Stored data:
=-=-=-=-=

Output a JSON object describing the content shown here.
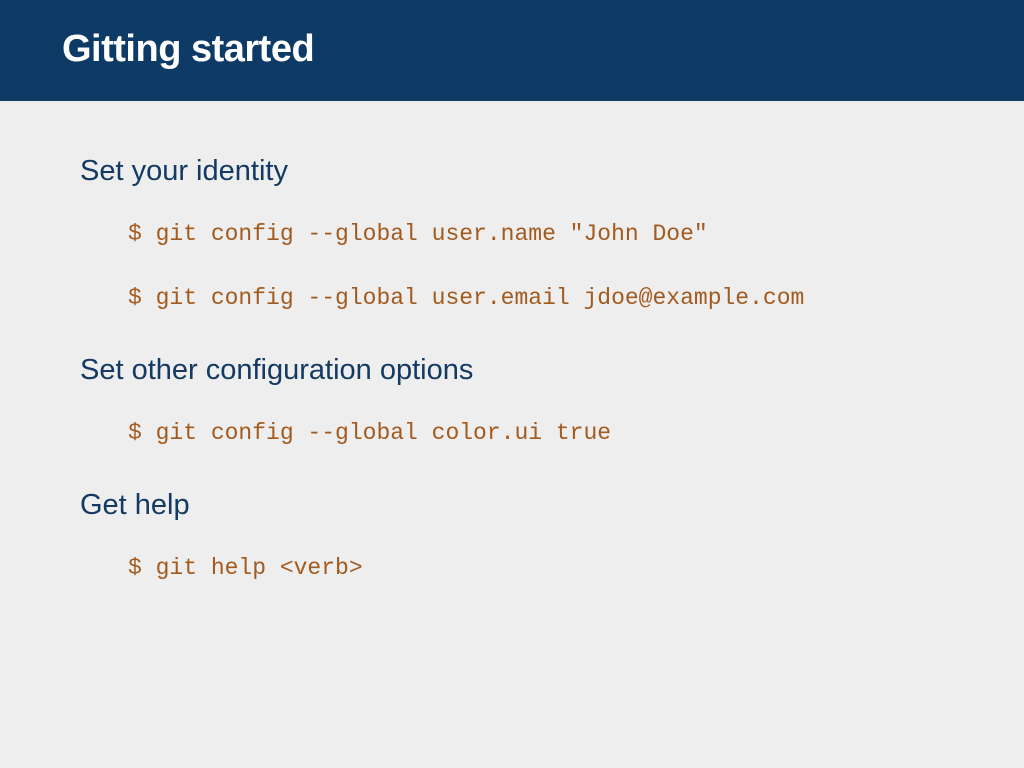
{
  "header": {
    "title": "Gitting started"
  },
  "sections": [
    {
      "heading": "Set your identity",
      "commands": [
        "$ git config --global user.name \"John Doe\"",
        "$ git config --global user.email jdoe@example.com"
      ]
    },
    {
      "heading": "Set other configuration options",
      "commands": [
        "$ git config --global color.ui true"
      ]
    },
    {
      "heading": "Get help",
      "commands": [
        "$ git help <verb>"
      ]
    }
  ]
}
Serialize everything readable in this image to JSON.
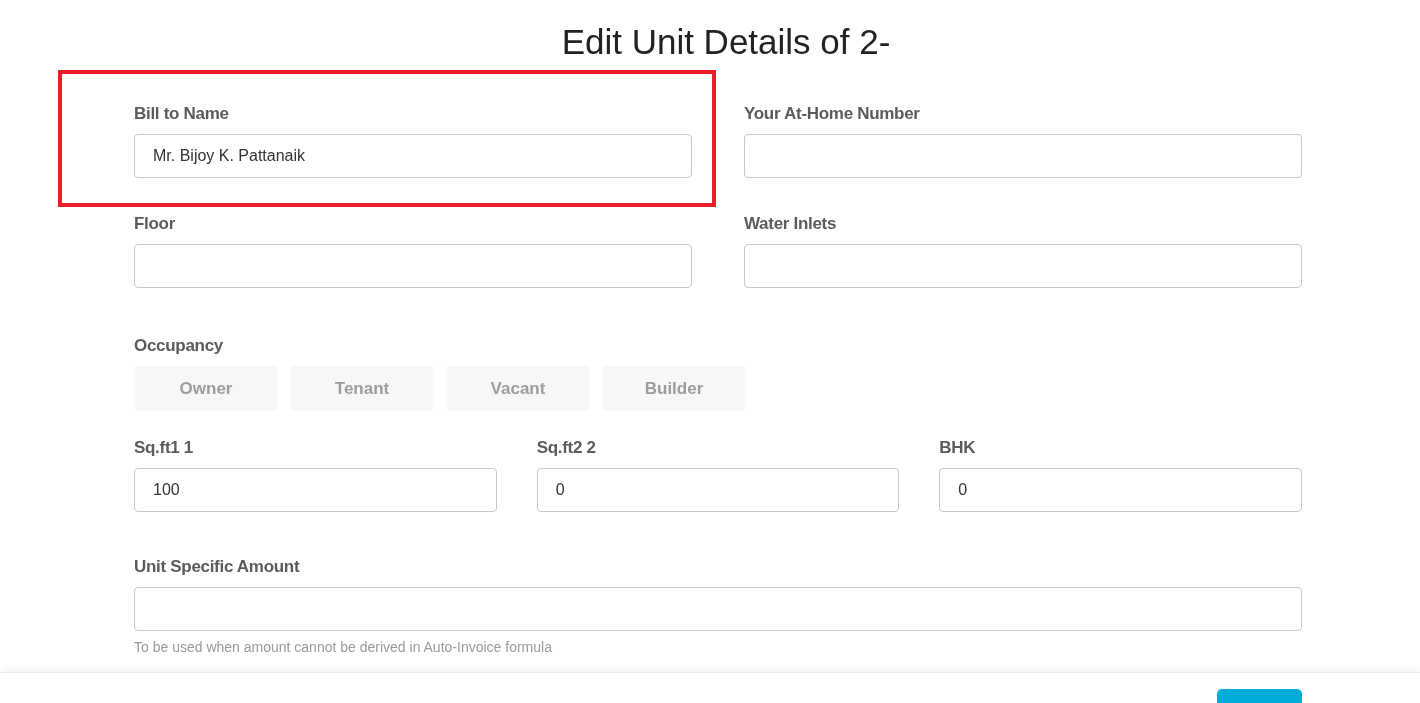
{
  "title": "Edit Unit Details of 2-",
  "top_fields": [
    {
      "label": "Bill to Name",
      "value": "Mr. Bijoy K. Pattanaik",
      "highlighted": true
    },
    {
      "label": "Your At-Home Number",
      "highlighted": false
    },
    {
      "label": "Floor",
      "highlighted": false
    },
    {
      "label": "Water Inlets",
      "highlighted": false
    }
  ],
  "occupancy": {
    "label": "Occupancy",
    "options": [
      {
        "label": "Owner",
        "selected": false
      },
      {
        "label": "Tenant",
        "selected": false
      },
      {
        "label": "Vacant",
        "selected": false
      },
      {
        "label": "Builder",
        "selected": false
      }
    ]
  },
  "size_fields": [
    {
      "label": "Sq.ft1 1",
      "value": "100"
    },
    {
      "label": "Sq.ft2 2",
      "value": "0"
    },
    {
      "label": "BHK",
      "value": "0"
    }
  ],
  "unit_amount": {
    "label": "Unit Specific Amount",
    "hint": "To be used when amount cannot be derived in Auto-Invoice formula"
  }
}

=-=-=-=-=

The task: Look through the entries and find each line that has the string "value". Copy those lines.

Finished exercise:
      "value": "Mr. Bijoy K. Pattanaik",
      "value": "100"
      "value": "0"
      "value": "0"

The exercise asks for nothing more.